Along the way we try to reduce uncertainty through information about the market, supply chain, competitors, workforce, economy –and the way we expect the world itself to change.
But reducing uncertainty doesn’t provide certainty. Every strategy is uncertain until it’s fulfilled or not. [Click to tweet this thought]
Yet, almost every company leader I’ve ever worked with –especially in the high-growth start-up space—talks about their planning and strategy as though it were a sure thing –and the ONLY way to get where they want to go. Alternatively, they assume everything is equally uncertain and make no strategic choices –saying yes to anything and no to nothing.
Both approaches fail, albeit differently.
Even the scorecards and KPIs we develop tend to measure the execution of the strategy –not its validity. When the various teams fail to produce the prescribed metrics, we blame the team, not the plan. Sometimes though, the plan is the problem, not the performance. When you believe your strategy is the truth rather than one of many possible plans, how can you ever discover a flawed strategy?
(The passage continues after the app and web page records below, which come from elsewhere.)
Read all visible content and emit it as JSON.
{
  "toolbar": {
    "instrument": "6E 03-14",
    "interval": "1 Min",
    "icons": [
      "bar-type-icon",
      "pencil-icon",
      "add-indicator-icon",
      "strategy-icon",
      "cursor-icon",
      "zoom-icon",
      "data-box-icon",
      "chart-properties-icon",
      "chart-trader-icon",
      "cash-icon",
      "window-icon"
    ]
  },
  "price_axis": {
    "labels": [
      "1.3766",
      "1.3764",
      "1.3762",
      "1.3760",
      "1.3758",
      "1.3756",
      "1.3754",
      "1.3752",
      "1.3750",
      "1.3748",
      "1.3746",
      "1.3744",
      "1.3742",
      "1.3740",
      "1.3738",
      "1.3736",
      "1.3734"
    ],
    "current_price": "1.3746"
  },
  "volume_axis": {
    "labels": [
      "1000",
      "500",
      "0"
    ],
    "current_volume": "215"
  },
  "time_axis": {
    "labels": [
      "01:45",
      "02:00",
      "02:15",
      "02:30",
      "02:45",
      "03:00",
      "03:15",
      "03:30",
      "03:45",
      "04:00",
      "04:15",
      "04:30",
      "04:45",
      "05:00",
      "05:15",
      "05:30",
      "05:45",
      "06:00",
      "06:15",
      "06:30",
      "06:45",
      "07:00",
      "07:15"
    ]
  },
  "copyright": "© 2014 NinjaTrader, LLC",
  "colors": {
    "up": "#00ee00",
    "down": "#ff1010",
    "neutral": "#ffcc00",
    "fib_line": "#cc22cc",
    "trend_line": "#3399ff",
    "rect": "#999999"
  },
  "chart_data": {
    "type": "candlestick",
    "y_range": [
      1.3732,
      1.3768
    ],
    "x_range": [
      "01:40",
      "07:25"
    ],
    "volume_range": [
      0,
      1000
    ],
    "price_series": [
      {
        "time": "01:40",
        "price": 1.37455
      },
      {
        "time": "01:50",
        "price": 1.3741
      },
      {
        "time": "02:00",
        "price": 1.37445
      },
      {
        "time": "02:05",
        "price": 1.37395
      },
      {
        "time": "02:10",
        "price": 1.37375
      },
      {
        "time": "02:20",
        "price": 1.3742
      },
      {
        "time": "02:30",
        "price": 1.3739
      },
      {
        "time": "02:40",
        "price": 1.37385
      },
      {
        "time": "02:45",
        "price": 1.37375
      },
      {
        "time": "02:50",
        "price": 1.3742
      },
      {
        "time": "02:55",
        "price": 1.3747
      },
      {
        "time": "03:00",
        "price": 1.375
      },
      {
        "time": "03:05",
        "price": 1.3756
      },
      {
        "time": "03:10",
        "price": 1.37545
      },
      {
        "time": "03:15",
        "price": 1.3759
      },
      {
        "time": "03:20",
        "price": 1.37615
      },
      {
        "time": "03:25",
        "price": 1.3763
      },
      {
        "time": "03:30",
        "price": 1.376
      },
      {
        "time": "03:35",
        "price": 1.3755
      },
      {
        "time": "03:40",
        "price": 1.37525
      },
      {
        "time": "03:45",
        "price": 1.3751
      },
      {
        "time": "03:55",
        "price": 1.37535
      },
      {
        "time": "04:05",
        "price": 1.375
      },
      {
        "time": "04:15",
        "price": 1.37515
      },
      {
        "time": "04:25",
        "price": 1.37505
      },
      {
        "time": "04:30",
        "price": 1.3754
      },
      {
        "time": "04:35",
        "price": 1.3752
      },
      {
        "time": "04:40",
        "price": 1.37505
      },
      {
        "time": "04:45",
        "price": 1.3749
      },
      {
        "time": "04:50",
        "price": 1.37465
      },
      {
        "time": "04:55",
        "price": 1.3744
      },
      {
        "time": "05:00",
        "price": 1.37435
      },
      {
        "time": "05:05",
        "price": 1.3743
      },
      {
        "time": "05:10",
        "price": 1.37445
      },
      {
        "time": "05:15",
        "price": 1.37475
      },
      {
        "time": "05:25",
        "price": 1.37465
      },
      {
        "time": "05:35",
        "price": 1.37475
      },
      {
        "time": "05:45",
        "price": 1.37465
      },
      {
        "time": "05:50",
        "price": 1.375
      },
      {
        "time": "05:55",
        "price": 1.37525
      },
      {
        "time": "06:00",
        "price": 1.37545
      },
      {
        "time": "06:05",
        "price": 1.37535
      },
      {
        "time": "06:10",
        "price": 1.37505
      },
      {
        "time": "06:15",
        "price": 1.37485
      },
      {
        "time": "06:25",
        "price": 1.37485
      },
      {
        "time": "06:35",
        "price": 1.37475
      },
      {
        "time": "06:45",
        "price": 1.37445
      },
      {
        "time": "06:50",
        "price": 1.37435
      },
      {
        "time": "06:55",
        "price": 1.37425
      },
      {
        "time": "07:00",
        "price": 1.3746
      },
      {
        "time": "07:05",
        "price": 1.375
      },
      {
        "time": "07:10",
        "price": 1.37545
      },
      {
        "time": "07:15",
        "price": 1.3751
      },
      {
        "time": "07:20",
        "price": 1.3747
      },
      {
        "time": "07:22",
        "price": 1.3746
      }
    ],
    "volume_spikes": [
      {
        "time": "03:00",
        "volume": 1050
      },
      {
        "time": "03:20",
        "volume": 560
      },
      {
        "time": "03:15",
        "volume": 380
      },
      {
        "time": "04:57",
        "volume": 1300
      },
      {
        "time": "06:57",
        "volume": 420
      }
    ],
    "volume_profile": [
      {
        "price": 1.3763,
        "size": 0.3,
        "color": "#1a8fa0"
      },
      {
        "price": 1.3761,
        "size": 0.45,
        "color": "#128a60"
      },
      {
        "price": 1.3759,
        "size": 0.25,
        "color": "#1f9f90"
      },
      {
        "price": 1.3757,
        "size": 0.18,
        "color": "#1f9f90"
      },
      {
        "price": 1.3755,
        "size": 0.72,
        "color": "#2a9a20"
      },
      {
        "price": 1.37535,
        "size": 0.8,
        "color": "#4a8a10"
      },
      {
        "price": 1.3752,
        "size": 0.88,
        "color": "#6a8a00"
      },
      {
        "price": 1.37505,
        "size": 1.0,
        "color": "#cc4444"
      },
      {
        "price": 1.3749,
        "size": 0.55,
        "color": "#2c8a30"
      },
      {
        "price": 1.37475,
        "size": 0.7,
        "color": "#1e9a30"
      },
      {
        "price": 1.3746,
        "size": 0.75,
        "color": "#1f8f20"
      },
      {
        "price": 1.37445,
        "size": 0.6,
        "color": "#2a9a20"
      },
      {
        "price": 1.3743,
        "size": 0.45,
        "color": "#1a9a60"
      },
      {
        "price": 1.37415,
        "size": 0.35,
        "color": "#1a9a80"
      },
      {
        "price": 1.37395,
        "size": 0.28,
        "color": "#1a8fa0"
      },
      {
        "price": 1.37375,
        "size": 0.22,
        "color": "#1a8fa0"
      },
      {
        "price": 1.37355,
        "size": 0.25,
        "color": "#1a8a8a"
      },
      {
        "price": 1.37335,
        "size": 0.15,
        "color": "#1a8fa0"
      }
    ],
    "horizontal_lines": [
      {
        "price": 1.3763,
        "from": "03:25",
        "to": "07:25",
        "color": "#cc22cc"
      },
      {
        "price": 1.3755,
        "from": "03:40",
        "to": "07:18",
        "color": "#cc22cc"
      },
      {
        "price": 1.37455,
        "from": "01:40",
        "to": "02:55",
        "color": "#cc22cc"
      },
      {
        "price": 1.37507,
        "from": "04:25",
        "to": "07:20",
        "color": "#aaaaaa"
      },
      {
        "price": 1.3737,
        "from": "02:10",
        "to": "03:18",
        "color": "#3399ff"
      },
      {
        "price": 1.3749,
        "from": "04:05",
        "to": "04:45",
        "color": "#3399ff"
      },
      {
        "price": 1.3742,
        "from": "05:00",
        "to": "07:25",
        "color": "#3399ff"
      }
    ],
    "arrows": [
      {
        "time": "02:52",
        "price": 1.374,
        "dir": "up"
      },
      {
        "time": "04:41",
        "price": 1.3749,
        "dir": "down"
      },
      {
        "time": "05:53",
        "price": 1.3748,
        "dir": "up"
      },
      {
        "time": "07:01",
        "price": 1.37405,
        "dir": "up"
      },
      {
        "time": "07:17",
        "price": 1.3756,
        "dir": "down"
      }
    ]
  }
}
The key to all of this can’t be that we conduct business in Turkish or Estonian. But we do need to address the issue through language. It starts with doing a genuine audit of our own thinking and speaking. Whether our assessments of our friends, our political views, or our approach to growing our organization –we trade in pronouncements. But most of those pronouncements are subjective and uncertain. We present them as sure things –and we may even believe that they are. The solution is simply to acknowledge and describe them as uncertain. Creating a culture that allows, embraces, and honors uncertainty is a superpower; but it’s a superpower you can acquire.